Among the records below, find the lines with the word "title" and copy them.

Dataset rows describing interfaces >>
◆ ◆ ◆ ◆ ◆
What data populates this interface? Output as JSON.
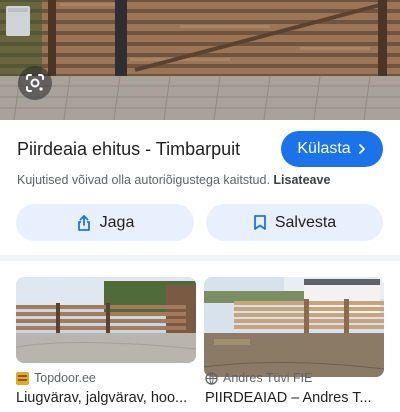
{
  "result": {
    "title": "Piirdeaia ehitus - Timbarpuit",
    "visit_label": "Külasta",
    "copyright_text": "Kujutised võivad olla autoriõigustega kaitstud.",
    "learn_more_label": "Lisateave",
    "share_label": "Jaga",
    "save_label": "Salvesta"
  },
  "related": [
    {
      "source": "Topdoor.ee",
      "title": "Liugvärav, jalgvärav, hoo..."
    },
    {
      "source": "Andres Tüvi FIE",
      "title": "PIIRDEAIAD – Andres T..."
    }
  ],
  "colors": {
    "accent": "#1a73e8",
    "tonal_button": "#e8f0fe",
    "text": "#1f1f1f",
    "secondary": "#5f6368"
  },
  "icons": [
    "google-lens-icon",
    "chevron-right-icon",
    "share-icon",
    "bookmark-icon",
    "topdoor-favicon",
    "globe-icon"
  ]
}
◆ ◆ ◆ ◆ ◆
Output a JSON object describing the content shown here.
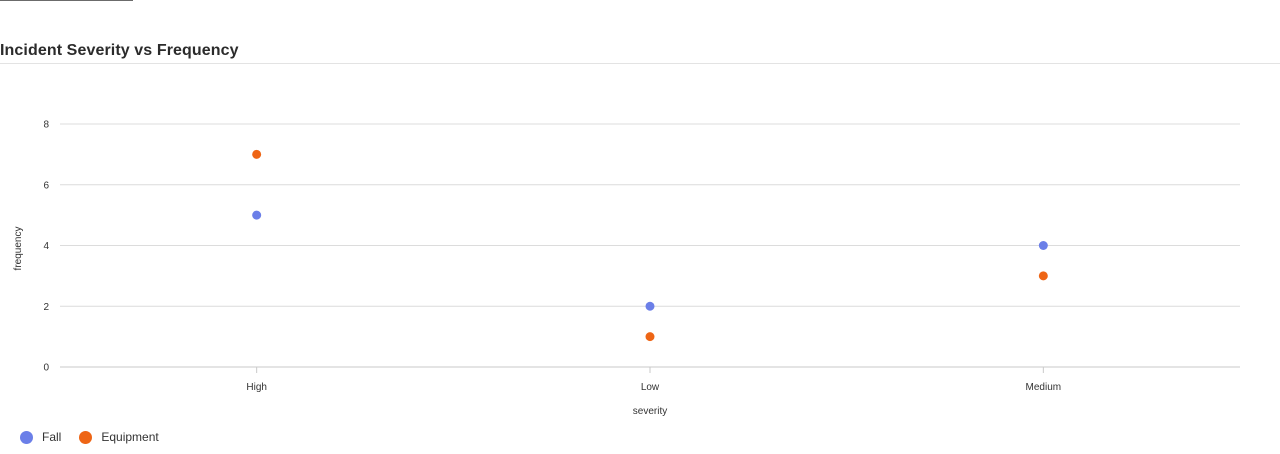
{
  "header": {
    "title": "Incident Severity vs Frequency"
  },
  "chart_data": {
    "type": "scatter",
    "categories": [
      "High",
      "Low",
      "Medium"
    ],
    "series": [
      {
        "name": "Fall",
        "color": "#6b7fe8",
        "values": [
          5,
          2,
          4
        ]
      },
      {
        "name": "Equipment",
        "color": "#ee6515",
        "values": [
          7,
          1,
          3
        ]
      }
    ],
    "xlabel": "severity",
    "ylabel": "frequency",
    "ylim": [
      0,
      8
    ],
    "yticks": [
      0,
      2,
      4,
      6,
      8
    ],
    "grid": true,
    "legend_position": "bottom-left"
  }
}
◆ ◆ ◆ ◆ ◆
Written answer >>
    "title": "Piirdeaia ehitus - Timbarpuit",
      "title": "Liugvärav, jalgvärav, hoo..."
      "title": "PIIRDEAIAD – Andres T..."
    "title": "Incident Severity vs Frequency"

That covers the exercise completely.